Acute lung injury (TRALI)
TRALI is a rare but serious adverse event, a clinical syndrome with onset within 6 hours of transfusion that presents as acute hypoxemia, respiratory distress, and noncardiogenic pulmonary edema.
Among 17,771,193 total inpatient transfusion stays, the overall incidence of TRALI was 33.2 per 100,000. The rate was 55.9 for immunocompromised patients versus 28.4 for nonimmunocompromised patients. The rate ratio was 2.0 (P less than .001).
The difference by immune status may be caused by higher blood utilizations with more units transfused per stay among immunocompromised patients, a higher incidence of prior transfusions among these patients, higher use of irradiated blood components that may lead to accumulation of proinflammatory mediators in blood products during storage, or underlying comorbidities.
The overall rate increased from 14.3 in 2007 to 56.4 in 2018. The rates increased proportionally among both immunocompromised and nonimmunocompromised patients.
As with TRA, the incidence of TRALI was higher in patients with five or more units transfused, while the incidence declined with age, likely caused by declining blood use and age-related changes in neutrophil function, Dr. Menis said.
TRALI rates were slightly higher among men than among women, as well as higher among white patients than among nonwhite patients.

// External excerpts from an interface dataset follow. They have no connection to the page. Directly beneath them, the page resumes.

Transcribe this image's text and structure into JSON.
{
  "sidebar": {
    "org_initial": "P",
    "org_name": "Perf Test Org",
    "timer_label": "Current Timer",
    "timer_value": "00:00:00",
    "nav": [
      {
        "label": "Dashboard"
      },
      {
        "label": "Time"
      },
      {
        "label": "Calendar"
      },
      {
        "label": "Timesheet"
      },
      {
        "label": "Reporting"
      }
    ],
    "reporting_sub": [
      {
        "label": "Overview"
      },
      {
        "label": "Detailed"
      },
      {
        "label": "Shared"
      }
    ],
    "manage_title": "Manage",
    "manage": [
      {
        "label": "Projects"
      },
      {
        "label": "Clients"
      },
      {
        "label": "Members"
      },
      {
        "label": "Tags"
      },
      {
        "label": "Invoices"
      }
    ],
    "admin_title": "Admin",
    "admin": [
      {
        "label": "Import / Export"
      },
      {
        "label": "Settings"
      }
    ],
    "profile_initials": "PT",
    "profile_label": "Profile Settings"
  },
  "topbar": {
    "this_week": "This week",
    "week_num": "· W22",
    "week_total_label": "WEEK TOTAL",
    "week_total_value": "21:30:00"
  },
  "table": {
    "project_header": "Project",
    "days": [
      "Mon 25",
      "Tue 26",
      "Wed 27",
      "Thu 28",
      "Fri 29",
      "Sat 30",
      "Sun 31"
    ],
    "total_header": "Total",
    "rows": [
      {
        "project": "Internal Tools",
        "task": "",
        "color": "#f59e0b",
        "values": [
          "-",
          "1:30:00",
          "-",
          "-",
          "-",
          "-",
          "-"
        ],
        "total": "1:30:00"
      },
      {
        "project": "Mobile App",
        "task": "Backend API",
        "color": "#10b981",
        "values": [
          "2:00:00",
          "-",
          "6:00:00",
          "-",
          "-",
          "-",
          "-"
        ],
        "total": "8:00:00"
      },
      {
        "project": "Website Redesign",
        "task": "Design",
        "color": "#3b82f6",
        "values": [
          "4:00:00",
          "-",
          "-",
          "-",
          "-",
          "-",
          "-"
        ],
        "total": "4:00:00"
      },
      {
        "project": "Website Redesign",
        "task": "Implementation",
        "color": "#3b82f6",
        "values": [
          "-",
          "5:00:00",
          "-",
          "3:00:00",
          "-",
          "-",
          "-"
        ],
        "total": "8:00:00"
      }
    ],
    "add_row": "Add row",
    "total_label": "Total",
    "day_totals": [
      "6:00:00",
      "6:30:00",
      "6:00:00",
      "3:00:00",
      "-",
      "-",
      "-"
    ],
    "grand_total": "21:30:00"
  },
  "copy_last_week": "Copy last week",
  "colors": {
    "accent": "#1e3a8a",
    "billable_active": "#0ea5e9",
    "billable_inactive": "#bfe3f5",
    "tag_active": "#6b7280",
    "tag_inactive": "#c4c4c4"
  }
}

Overall, TRALI rates were higher for patients who received platelets either alone or in combination with RBCs and/or plasma. The highest rates were among patients who received RBCs, plasma and platelets.
Dr. Menis called for studies to determine what effects the processing and storage of blood components may have on TRALI occurrence; he and his colleagues also are planning regression analyses to assess potential risk factors for this complication.
Circulatory overload (TACO)
TACO is one of the leading reported causes of transfusion-related fatalities in the U.S., with onset usually occurring within 6 hours of transfusion, presenting as acute respiratory distress with dyspnea, orthopnea, increased blood pressure, and cardiogenic pulmonary edema.
The overall incidence of TACO among hospitalized patients aged 65 years and older from 2011 through 2018 was 86.3 per 100,000 stays. The incidences were 128.3 in immunocompromised and 76.0 in nonimmunocompromised patients. The rate ratio for TACO in immunocompromised versus nonimmunocompromised patients was 1.70 (P less than .001).
Overall incidence rates of TACO rose from 62 per 100,000 stays in 2011 to 119.8 in 2018. As with other adverse events, incident rates rose with the number of units transfused.
Rates of TACO were significantly higher among women than they were among men (94.6 vs. 75.9 per 100,000; P less than .001), which could be caused by the higher mean age of women and/or a lower tolerance for increased blood volume from transfusion.
The study results also suggested that TACO and TRALI may coexist, based on evidence that 3.5% of all TACO stays also had diagnostic codes for TRALI. The frequency of co-occurrence of these two adverse events also increased over time, which may be caused by improved awareness, Dr. Menis said.
Acute infections following transfusion can lead to prolonged hospitalizations, sepsis, septic shock, and death. Those most at risk include elderly and immunocompromised patients because of high utilization of blood products, comorbidities, and decreased immune function.
Among 8,833,817 stays, the overall rate per 100,000 stays was 2.1. The rate for immunocompromised patients was 5.4, compared with 1.2 for nonimmunocompromised patients, for a rate ratio of 4.4 (P less than .001).
The incidence rate declined significantly (P = .03) over the study period, with the 3 latest years having the lowest rates.
Rates increased substantially among immunocompromised patients by the number of units transfused, but remained relatively stable among nonimmunocompromised patients.
Infection rates declined with age, from 2.7 per 100,000 stays for patients aged 65-68 years to 1.2 per 100,000 for those aged 85 years and older.
As with other adverse events, AIFT rates were likely related to the blood components transfused, with substantially higher rates for stays during which platelets were transfused either alone or with RBCs, compared with RBCs alone. This could be caused by the room-temperature storage of platelets and higher number of platelets units transfused, compared with RBCs alone, especially among immunocompromised patients.
In all, 51.9% of AIFT cases also had sepsis noted in the medical record, indicating high severity and emphasizing the importance of AIFT prevention, Dr. Menis said.
The studies were funded by the FDA, and Dr. Menis is an FDA employee. He reported having no conflicts of interest.